TASK DIRECTIONS :: Which lines in the records below contain the word "Choose"? Return each of them.

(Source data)
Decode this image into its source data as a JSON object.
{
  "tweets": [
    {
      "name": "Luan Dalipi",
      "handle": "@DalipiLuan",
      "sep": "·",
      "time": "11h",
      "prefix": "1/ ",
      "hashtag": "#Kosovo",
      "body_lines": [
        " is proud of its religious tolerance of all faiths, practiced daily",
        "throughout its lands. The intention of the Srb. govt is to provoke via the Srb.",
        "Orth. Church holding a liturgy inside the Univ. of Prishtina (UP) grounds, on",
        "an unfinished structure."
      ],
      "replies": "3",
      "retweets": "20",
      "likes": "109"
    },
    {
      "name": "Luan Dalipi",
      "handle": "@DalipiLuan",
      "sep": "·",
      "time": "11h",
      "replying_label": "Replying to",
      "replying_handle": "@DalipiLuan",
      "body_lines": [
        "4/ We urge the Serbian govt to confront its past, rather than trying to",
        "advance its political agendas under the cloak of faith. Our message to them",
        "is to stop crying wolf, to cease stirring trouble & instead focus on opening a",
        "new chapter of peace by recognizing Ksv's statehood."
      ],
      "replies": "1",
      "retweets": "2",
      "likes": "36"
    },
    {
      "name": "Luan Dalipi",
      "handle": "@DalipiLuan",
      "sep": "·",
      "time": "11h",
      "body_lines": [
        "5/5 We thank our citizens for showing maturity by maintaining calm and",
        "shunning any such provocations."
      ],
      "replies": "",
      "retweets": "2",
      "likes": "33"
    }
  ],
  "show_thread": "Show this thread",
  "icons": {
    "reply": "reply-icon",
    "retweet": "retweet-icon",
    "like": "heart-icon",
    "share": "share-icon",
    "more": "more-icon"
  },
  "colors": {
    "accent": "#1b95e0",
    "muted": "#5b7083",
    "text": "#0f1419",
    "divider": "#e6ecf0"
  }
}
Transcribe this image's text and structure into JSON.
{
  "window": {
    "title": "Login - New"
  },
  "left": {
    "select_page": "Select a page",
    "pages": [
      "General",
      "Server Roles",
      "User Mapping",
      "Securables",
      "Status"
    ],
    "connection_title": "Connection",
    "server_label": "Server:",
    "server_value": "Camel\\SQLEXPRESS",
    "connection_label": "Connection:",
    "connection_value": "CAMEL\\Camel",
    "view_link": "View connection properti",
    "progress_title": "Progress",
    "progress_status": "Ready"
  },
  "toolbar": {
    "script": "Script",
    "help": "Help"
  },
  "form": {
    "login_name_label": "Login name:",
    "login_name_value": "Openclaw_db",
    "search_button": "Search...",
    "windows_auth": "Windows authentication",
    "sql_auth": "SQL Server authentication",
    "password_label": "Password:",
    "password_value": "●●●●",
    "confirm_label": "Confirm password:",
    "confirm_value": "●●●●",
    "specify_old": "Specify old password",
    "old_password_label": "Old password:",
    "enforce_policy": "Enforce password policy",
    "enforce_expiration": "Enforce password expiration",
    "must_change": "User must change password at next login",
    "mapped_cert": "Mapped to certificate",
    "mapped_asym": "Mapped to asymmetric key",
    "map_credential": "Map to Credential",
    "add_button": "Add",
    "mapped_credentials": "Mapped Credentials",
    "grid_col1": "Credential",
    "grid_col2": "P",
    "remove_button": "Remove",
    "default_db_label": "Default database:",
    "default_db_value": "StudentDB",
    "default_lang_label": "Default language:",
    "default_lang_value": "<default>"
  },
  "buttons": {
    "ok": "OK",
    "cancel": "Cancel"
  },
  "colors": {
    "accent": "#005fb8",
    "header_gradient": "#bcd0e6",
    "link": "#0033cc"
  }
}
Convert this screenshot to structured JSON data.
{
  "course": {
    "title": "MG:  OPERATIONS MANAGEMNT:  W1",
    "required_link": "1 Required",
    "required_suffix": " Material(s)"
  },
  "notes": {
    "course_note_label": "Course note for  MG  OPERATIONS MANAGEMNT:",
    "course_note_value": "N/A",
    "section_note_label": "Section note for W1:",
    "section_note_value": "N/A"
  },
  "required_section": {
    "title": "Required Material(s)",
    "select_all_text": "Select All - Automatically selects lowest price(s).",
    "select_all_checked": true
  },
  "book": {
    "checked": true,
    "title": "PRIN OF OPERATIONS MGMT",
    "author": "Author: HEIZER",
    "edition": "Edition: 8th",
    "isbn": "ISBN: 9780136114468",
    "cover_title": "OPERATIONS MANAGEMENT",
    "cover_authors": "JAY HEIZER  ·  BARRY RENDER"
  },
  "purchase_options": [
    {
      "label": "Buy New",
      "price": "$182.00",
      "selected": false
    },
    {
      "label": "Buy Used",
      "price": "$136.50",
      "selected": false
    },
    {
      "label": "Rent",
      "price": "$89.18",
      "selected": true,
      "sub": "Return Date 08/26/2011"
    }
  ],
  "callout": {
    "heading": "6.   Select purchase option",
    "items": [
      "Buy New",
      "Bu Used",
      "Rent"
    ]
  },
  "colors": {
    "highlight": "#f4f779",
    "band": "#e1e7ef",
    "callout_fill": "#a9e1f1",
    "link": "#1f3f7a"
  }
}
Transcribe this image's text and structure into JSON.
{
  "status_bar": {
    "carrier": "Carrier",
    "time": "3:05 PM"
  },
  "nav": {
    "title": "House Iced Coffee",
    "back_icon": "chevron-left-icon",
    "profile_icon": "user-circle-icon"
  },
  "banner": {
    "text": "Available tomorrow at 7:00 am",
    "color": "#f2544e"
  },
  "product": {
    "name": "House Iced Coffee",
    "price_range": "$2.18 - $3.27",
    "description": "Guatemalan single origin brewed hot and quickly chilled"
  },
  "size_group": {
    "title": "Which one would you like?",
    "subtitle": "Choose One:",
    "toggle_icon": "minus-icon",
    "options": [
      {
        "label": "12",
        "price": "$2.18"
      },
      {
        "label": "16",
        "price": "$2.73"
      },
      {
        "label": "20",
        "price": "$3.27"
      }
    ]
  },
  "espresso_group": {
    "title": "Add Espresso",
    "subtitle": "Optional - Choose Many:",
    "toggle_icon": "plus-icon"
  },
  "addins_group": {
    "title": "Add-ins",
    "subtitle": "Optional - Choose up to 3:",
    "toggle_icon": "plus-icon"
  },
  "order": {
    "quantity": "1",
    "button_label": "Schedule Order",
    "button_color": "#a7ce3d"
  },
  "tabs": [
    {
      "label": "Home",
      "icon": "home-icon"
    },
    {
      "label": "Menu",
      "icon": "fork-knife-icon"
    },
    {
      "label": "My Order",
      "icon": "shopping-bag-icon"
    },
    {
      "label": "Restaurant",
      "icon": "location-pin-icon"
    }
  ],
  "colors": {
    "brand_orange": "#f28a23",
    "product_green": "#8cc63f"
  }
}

EXPECTED ANSWER ::
    "subtitle": "Choose One:",
    "subtitle": "Optional - Choose Many:",
    "subtitle": "Optional - Choose up to 3:",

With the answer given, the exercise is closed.